    “We finally get to really celebrate this momentous achievement!" supporters of the transgender protections law wrote after the repeal fell short.

    AP Photo/Patrick Semansky

    Maryland Gov. Martin O'Malley (center)

    Opponents of new transgender nondiscrimination protections in Maryland failed to collect enough signatures to advance their push to repeal the law.

    In an email to supporters, Maryland State Delegate Neil Parrott, a Republican who launched the petition drive to put the new law up for referendum on the upcoming November ballot, said it was "difficult to come this close and then fall short."

    Parrott said he collected over 17,500 signatures, but failed to meet the first deadline requirement, or one third of the 55,737 signatures ultimately needed to put the question before voters this November.

    The law, or The Fairness for All Marylanders Act, will extend basic nondiscrimination protections to transgender people in the areas of employment, housing, credit, and public accommodations when it takes effect Oct. 1. The state's governor, Martin O'Malley, signed the bill May 15 after it received final approval in the Maryland House of Delegates March 27.

    Upon learning of the petition's failure, the main sponsors of the law in the state Senate and House of Delegates, Sen. Rich Madaleno and Del. Delegate Luke Clippinger, respectively, expressed relief with Madaleno, saying he was "finally able to exhale."

    "While it was gratifying to see this law pass the General Assembly and to watch the Governor sign it, we all knew that it was not a done deal until we saw whether opponents could muster up signatures," Madaleno said in a statement. "I am grateful for the work that Equality Maryland and others did to help stop people from signing the petition. The time for attacking principles of basic fairness for Marylanders has passed."

    Equality Maryland, a statewide LGBT rights group, celebrated the petition's failure after battling against it in recent weeks.

    "We finally get to really celebrate this momentous achievement!" Carrie Evans, the group's executive director, said in a statement. "… We had supporters across the state standing right next to petition gatherers and we saw first-hand voters change their minds and not sign the mean-spirited petition. While some criticized our approach, we felt an obligation to the thousands of transgender Marylanders and the people who love and support them to do everything in our power to defend it, not just be quiet and wait to see what happens."
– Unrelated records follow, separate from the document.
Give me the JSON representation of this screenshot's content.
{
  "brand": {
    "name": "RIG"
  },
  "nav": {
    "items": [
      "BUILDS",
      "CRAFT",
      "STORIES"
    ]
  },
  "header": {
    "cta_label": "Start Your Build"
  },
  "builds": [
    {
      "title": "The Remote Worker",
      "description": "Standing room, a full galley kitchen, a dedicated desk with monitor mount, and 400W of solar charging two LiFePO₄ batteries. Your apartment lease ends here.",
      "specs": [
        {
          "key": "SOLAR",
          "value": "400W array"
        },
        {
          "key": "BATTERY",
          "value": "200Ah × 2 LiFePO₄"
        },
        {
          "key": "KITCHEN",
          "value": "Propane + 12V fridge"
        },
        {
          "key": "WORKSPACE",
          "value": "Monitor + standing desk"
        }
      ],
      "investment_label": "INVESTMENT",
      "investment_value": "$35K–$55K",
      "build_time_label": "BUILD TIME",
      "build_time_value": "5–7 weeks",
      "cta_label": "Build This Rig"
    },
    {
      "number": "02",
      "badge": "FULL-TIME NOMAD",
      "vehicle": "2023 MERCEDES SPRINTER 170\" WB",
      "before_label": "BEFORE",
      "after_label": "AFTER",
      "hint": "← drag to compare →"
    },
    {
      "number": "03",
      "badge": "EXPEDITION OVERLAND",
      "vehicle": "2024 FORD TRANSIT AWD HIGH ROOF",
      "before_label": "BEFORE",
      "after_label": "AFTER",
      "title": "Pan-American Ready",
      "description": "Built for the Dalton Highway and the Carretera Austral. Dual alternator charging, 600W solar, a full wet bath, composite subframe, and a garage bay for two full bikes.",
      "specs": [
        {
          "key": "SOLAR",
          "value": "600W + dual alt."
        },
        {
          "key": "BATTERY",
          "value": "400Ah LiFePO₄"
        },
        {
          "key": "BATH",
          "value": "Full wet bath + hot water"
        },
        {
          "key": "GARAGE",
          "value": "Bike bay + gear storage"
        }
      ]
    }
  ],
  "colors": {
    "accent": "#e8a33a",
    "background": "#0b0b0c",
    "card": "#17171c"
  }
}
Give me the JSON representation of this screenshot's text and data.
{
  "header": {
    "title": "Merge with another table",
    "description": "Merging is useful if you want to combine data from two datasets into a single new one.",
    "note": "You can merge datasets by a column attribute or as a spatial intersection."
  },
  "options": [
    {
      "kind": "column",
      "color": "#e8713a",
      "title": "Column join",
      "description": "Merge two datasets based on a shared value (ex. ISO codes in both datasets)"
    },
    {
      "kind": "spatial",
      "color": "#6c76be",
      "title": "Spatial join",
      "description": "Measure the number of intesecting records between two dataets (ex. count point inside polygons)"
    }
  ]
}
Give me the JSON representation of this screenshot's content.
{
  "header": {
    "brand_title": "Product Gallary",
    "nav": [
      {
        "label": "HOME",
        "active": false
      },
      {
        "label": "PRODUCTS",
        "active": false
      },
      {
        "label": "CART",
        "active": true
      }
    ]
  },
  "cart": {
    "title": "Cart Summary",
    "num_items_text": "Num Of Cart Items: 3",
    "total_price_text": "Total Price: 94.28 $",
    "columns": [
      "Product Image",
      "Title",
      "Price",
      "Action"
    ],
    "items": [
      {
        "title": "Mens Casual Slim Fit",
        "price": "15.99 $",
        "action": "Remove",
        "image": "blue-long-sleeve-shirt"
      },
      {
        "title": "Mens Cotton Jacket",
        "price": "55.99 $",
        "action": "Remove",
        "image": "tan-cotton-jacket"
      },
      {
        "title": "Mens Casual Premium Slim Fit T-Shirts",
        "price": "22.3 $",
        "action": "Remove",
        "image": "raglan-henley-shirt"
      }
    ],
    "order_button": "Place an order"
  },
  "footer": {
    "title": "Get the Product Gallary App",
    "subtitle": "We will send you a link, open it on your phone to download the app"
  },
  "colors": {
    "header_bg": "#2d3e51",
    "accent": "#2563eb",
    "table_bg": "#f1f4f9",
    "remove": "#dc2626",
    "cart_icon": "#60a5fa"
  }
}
    When the law takes effect, Maryland will join the 17 other states along with Washington, D.C., that include gender identity and expression in their nondiscrimination protections.

    A message was sent to Parrott seeking additional comment.